Although we don’t notice, our brains are barraged by a constant flow of signals sent over by our senses. As we see, feel, hear, smell and touch, tiny electrochemical signals run through our nervous system until each respective signal is sorted and translated into an appropriate motor or behavioral response.

Someone with autism may experience a nervous system traffic jam, where sensory signals do not get organized and squared away.  This may pose challenges in performing everyday activities, motor deficiencies or behavioral problems.

As one can imagine, autism can be extremely disruptive. Picture how positively terrifying a simple visit to a supermarket with its naturally noisy and happening environment can be to the hypersensitive child, or how frustrating it is to an under responsive child to be told to sit still when s/he needs to bang his/her head in order to concentrate.

At Kutest Kids Early Intervention Agency, we have found many children with autism can benefit from sensory integration therapy as part of therapeutic regimen. When performed by a competent occupational therapist, various play activites can change the way input is interpreted by the brain, and help an children with autism make better use of the information to properly perform every day tasks.

How to Cope

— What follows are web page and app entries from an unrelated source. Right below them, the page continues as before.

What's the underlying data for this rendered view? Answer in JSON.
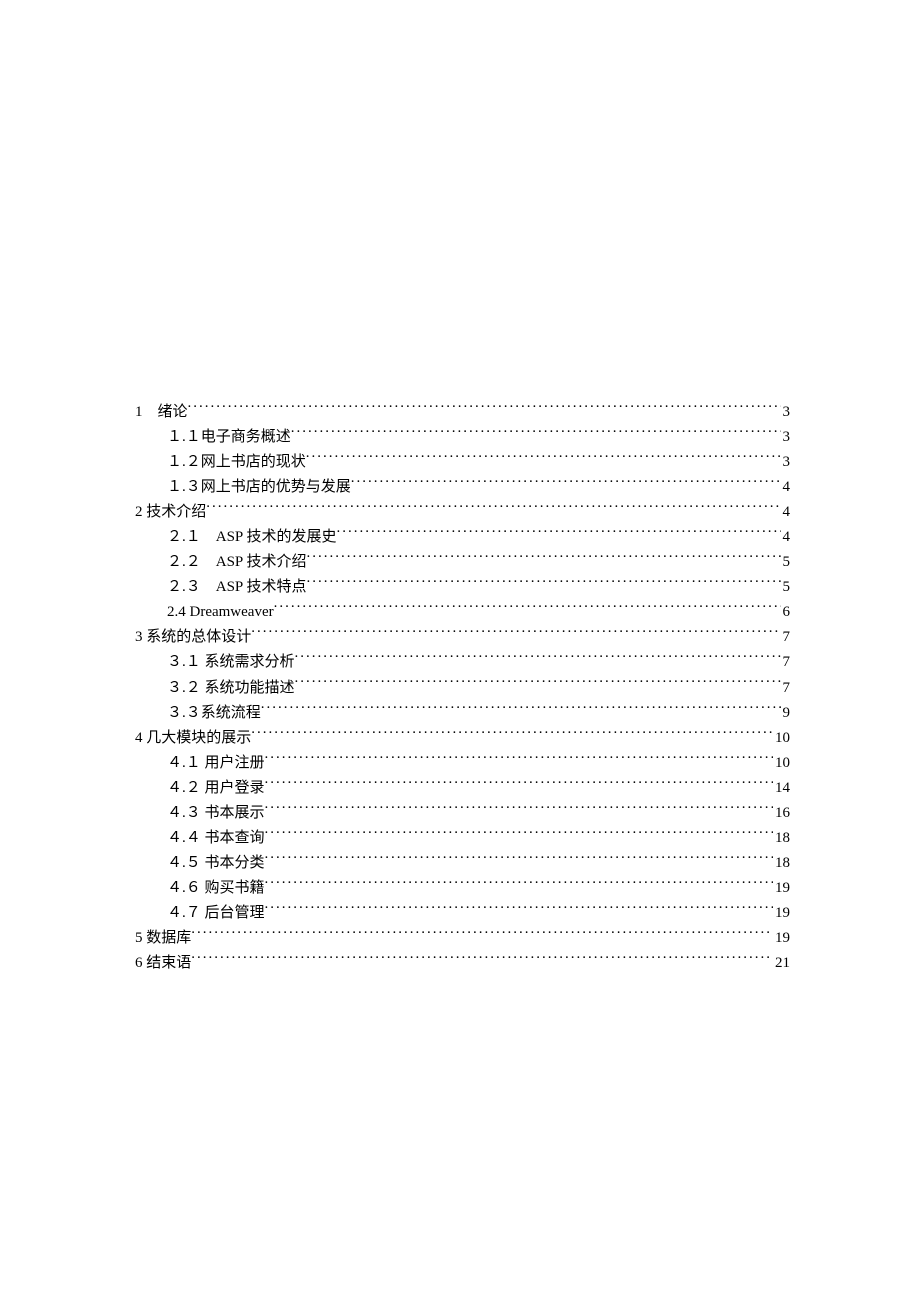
{
  "toc": [
    {
      "level": 0,
      "label": "1　绪论",
      "page": "3"
    },
    {
      "level": 1,
      "label": "１.１电子商务概述",
      "page": "3"
    },
    {
      "level": 1,
      "label": "１.２网上书店的现状",
      "page": "3"
    },
    {
      "level": 1,
      "label": "１.３网上书店的优势与发展",
      "page": "4"
    },
    {
      "level": 0,
      "label": "2 技术介绍",
      "page": "4"
    },
    {
      "level": 1,
      "label": "２.１　ASP 技术的发展史",
      "page": "4"
    },
    {
      "level": 1,
      "label": "２.２　ASP 技术介绍",
      "page": "5"
    },
    {
      "level": 1,
      "label": "２.３　ASP 技术特点",
      "page": "5"
    },
    {
      "level": 1,
      "label": "2.4 Dreamweaver ",
      "page": "6"
    },
    {
      "level": 0,
      "label": "3  系统的总体设计",
      "page": "7"
    },
    {
      "level": 1,
      "label": "３.１ 系统需求分析",
      "page": "7"
    },
    {
      "level": 1,
      "label": "３.２ 系统功能描述",
      "page": "7"
    },
    {
      "level": 1,
      "label": "３.３系统流程",
      "page": "9"
    },
    {
      "level": 0,
      "label": "4  几大模块的展示",
      "page": "10"
    },
    {
      "level": 1,
      "label": "４.１ 用户注册",
      "page": "10"
    },
    {
      "level": 1,
      "label": "４.２ 用户登录",
      "page": "14"
    },
    {
      "level": 1,
      "label": "４.３ 书本展示",
      "page": "16"
    },
    {
      "level": 1,
      "label": "４.４ 书本查询",
      "page": "18"
    },
    {
      "level": 1,
      "label": "４.５ 书本分类",
      "page": "18"
    },
    {
      "level": 1,
      "label": "４.６ 购买书籍",
      "page": "19"
    },
    {
      "level": 1,
      "label": "４.７ 后台管理",
      "page": "19"
    },
    {
      "level": 0,
      "label": "5  数据库",
      "page": "19"
    },
    {
      "level": 0,
      "label": "6 结束语",
      "page": "21"
    }
  ]
}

Sensory Corner
The greatest gift a parent can give a child with autism is a small space that is all their own. While trying to navigate a world in which they have absolutely no control, a space of refuge, where they alone are in charge of their sensory input, can work magic. The idea is to create a safe haven for the child to unwind, recharge and self regulate the traffic jam their nervous system is experiencing. While expensive sensory rooms tend to get all the press, designating a small corner or closet, filling it with blankets and pillows, and providing some books and an iPod with headphones will do the trick just fine.

Outside of small sensory corners, it is impossible to control the environment, but with a little forethought and planning, huge meltdowns can be managed. Before all, anticipate the triggers that can potentially set your child off, and if possible, avoid them. Next, prepare your child for the scenarios that cannot be avoided. Explain what is going to happen, and discuss how that might make them feel, and what you can do to help them. A child who is expecting a sensory onslaught feels much safer than when s/he is caught by surprise.

Keep in Mind
At times it is hard to remember that when a child with autism adamantly refuses to wear certain clothing, eat specific foods, or engage in normal everyday activities, they are not being naughty or bratty. Disciplining or pleading with them to ‘just stop’ will not work. Children with autism experience true emotional and physical distress as a result of their symptoms, and unless whatever is bothering them is removed, there is no reasoning with them. When the frustration begins building, take an empathy pause, and try to truly understand what they are experiencing that is causing them to act out.

Fay D. Wallis is an operations manager for Kutest Kids Early Intervention Agency, an all-inclusive therapy center in Philadelphia, Pennsylvania. She holds a master’s degree in clinical psychology and has more than 10 years experience as a licensed therapist. She’s very passionate about helping all children reach their maximum potential and making a difference in the community.